# EXERCISE:
Go through the data and tally the lines that hold the string "icon". Reply with the total alone.

# SOURCE RECORDS:
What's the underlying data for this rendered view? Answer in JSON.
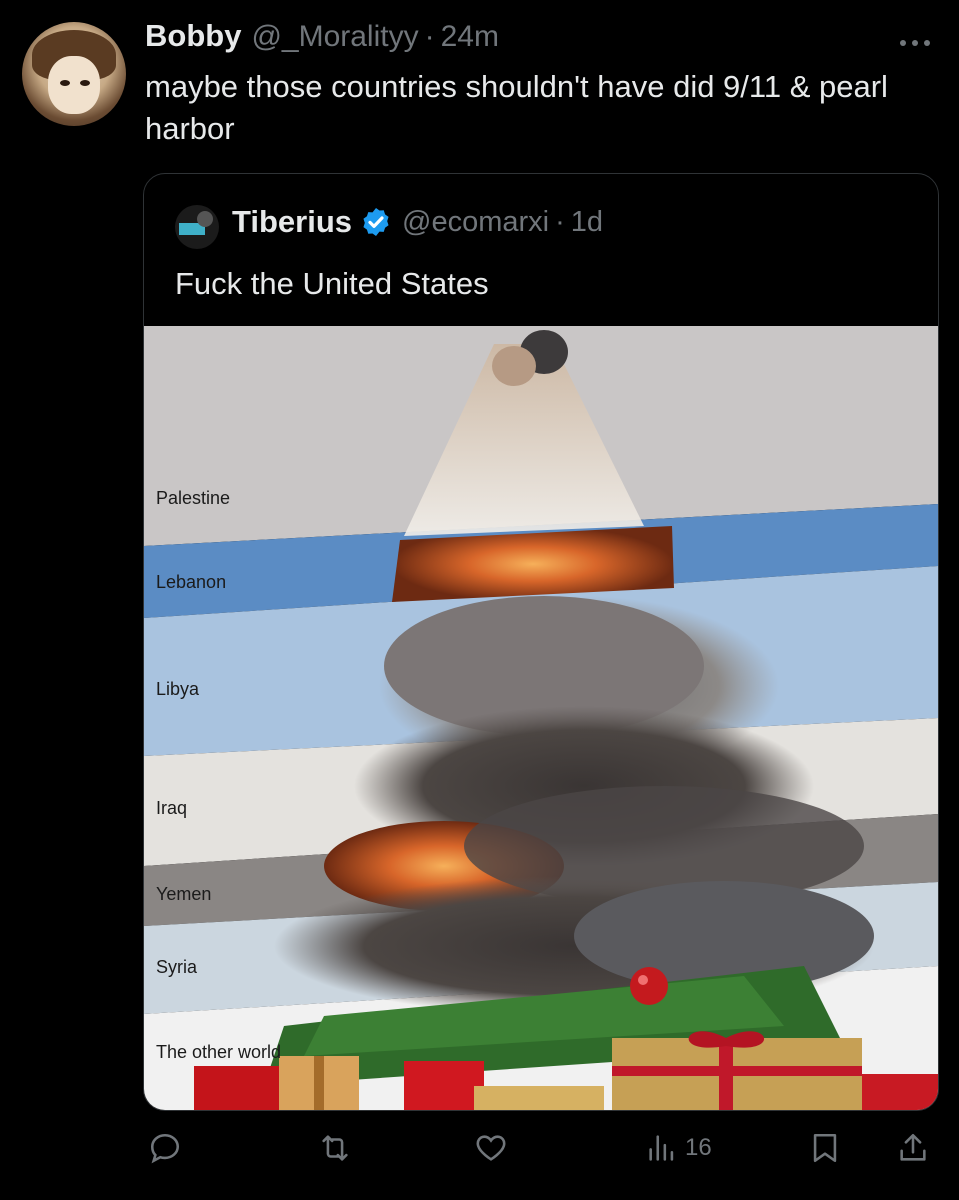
{
  "tweet": {
    "author_name": "Bobby",
    "author_handle": "@_Moralityy",
    "separator": "·",
    "time": "24m",
    "text": "maybe those countries shouldn't have did 9/11 & pearl harbor",
    "more_icon": "ellipsis-icon"
  },
  "quoted_tweet": {
    "author_name": "Tiberius",
    "verified": true,
    "author_handle": "@ecomarxi",
    "separator": "·",
    "time": "1d",
    "text": "Fuck the United States",
    "image": {
      "labels": [
        "Palestine",
        "Lebanon",
        "Libya",
        "Iraq",
        "Yemen",
        "Syria",
        "The other world"
      ]
    }
  },
  "actions": {
    "reply_icon": "reply-icon",
    "retweet_icon": "retweet-icon",
    "like_icon": "heart-icon",
    "views_icon": "views-icon",
    "views_count": "16",
    "bookmark_icon": "bookmark-icon",
    "share_icon": "share-icon"
  },
  "colors": {
    "background": "#000000",
    "text_primary": "#e7e9ea",
    "text_secondary": "#71767b",
    "verified_blue": "#1d9bf0",
    "border": "#2f3336"
  }
}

# OUTPUT FOR THIS TASK:
7